Whether you call it the Flutie Effect or the Jimmer Bump, a banner year in NCAA men’s basketball or football is followed by a flood of prospective students.
Economists at Brigham Young University and the University of Chicago studied where students chose to send their SAT scores. Universities received approximately 10 percent more scores from prospective students following a championship season.
Initially, these surges are fueled by certain types of students: out-of-staters, males, black students and those who played sports in high school. But teams who advance to the title game bring enough exposure to their university to attract more applicants of all demographic backgrounds.
“Males seem to have the tournament on their radar early on, but if your team gets to the championship, males and females are influenced about equally,” said Jaren Pope, a BYU economist who authored the study with his brother Devin, an economist at the University of Chicago.
The findings appear online in an article forthcoming in the Journal of Sports Economics titled “Understanding College Applications: Why College Sports Success Matters.”
Coincidentally, the first-year students now arriving at BYU for orientation are perhaps representative of these findings. This class of students applied to colleges after Jimmermania and BYU’s 2011 run to the Sweet 16. According to the Pope brothers’ analysis, advancing that far in the tournament ordinarily translates to four percent more applicants. BYU’s admissions office actually saw more than that, but is cautious about crediting the increase entirely to Jimmermania.
“There is already a certain type of student that is likely to come here,” Pope said. “But there were probably some on the margin that were choosing between BYU and another school and decided ‘Oh, wow, it’s gonna be fun to be at BYU.’”
The Pope brothers examined eight years of data from the SAT to understand which schools prospective college students chose to send their SAT scores. While their own previous research has noted that sports success draws more student applications, this new study tells more about the kinds of students who are influenced by success in men’s basketball and football.

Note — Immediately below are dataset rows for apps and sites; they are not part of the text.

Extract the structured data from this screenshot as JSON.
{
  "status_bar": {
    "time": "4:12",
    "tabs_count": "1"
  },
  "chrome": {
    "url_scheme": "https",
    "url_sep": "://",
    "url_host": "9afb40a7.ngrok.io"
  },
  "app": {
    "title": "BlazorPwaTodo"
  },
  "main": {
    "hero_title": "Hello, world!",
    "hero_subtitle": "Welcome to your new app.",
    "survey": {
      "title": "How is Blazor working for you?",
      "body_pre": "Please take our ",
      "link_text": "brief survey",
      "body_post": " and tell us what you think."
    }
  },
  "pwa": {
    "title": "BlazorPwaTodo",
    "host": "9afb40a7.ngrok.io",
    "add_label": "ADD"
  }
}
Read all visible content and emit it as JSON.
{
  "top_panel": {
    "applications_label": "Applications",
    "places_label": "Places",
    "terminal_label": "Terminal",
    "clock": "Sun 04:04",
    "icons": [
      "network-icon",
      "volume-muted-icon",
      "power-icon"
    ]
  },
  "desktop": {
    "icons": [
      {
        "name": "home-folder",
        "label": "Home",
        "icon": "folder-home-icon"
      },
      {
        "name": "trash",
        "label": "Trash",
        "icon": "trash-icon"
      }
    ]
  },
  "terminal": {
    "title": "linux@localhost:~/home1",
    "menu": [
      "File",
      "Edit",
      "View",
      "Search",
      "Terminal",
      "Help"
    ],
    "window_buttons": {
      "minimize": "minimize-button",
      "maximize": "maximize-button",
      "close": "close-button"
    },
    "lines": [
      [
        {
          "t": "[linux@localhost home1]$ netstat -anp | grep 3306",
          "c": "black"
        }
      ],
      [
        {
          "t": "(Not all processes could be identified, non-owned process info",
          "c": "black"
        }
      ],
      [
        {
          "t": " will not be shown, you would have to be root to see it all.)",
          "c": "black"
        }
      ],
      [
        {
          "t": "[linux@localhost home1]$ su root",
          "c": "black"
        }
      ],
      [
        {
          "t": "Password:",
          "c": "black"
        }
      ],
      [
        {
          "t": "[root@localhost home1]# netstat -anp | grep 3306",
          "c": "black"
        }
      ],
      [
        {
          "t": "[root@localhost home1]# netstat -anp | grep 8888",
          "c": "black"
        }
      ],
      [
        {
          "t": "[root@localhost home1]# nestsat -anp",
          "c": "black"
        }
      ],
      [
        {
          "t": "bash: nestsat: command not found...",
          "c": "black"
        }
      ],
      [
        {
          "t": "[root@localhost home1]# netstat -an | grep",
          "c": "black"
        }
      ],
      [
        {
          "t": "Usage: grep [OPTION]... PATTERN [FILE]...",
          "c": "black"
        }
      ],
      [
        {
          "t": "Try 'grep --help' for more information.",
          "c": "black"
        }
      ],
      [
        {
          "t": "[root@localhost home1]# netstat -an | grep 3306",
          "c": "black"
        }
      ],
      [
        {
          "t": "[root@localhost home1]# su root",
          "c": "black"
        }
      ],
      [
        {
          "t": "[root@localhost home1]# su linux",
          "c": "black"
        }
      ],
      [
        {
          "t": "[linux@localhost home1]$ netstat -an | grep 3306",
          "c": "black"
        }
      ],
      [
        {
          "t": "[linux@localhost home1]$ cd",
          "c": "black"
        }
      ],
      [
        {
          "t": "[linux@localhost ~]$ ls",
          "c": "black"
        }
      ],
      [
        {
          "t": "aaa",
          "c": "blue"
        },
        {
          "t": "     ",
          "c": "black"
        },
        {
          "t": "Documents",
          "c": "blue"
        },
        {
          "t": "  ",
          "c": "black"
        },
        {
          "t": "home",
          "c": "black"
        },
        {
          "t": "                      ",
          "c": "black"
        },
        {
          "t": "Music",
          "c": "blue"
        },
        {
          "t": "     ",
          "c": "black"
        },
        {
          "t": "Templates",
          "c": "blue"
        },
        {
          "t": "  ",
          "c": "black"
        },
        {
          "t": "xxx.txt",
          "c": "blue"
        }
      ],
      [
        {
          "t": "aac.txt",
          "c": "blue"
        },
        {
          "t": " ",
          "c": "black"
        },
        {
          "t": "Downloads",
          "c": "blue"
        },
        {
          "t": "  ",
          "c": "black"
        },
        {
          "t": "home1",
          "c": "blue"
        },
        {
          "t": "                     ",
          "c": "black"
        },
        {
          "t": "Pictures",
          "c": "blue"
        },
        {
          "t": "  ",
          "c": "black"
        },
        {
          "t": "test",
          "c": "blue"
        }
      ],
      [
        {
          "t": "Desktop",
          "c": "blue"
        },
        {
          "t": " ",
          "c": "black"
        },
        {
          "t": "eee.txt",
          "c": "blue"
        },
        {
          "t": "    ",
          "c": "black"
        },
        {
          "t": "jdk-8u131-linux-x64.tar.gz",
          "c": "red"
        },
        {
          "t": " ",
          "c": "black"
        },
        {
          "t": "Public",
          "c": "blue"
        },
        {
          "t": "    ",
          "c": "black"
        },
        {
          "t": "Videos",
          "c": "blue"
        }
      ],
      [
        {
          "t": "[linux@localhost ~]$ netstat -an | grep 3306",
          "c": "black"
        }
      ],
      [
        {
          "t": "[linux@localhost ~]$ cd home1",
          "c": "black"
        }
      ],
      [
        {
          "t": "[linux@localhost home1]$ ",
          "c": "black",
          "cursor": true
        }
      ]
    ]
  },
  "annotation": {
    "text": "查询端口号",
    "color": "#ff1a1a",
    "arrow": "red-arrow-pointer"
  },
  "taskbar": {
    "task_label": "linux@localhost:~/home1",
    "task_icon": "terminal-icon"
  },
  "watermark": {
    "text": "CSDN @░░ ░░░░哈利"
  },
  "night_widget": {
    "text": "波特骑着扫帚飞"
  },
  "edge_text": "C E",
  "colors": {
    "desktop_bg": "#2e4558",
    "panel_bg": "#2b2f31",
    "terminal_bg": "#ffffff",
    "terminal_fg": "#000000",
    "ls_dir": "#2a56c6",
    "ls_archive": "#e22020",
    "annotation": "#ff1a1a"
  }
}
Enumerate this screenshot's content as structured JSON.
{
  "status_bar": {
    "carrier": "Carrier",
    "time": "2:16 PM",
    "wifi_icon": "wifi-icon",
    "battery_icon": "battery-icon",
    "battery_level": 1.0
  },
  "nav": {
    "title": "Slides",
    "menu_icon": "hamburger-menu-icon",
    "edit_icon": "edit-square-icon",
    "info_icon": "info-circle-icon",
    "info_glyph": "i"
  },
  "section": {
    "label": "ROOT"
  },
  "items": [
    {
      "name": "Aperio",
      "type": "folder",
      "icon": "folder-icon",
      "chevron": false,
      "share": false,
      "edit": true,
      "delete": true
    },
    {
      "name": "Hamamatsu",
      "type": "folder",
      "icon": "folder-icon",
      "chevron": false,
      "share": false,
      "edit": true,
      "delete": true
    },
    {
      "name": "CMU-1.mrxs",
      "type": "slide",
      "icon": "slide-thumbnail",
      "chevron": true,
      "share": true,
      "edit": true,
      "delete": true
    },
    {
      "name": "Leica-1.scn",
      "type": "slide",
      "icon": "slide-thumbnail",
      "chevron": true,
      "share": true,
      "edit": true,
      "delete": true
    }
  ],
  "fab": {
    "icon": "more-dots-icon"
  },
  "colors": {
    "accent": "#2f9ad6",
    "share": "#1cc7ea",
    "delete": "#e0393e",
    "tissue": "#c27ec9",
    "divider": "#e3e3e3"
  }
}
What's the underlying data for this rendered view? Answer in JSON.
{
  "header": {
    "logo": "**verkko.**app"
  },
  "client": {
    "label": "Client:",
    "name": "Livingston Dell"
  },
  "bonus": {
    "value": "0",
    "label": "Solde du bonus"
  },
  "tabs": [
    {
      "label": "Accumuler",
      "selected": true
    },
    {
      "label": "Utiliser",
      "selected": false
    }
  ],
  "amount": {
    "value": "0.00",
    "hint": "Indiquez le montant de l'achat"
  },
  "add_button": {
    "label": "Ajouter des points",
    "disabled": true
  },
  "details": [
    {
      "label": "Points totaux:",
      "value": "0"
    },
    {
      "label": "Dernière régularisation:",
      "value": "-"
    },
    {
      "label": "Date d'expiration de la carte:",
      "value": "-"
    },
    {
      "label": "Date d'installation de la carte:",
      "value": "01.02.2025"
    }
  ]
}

For example, one of the questions they asked was whether sports success tends to be more influential among high-achieving or low-achieving students. They found that about two-thirds of this pool of students score below the average SAT score, but even some of the top-performing students were attracted by winning teams.
“There are some really high-quality students that seem to be affected by the sports success,” Pope said.